- Keep meals to a manageable size. Heartburn and indigestion from excessive eating don’t make for a happy day. There is nothing wrong with a little indulgence, but it is important to remain within your usual and healthy diet.
- Have decaffeinated coffee. When your body is under stress it produces cortisol which prepares you for ‘fight or flight’ situations. Offer everybody decaffeinated coffee and tea, or herbal tea alternatives, since this will help keep the stress levels down and has the added bonus that people may fall asleep after dinner!
- Limit alcohol, studies suggest that alcohol is a depressant, so drinking a lot can result in a bad mood, irritability, or even destructive behaviour.
- Take some time out and catch up with a friend over some homemade Healthier Vegan Mice Pies.
- Exercise is a great way to reduce stress as it burns off hormones such as cortisol and adrenaline and helps produce mood-enhancing endorphins. Try going for a walk after dinner as the fresh air and exercise will lift your mood and make you feel better.
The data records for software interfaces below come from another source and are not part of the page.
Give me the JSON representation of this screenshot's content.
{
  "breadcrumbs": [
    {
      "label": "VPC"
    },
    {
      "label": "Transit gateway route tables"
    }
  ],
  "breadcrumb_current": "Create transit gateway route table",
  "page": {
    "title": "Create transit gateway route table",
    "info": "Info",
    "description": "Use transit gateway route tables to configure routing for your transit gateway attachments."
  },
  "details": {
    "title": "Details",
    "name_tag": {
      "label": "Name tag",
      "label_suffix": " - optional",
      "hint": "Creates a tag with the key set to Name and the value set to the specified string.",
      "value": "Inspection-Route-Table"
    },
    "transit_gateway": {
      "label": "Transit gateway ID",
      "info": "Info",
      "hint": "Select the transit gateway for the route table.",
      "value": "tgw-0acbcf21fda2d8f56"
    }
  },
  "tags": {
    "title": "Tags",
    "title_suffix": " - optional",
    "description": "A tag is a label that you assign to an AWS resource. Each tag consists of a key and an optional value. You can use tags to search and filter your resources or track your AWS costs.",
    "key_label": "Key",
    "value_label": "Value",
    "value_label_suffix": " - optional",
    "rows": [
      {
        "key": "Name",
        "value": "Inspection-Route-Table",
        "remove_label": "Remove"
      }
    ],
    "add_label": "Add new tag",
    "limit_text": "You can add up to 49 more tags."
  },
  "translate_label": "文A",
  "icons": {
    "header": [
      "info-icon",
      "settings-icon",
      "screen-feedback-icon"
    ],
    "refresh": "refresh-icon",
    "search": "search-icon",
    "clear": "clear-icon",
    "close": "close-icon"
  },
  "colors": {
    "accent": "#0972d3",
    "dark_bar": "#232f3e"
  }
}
- Sleep well, a lack of sleep can make you feel irritable and more prone to feeling stressed. In the northern hemisphere the days are short and with less natural light we produce more melatonin, the hormone that helps regulate our body clock and sleep-wake cycle. Unless we can sleep, more melatonin means we are more likely to feel tired, grumpy stressed.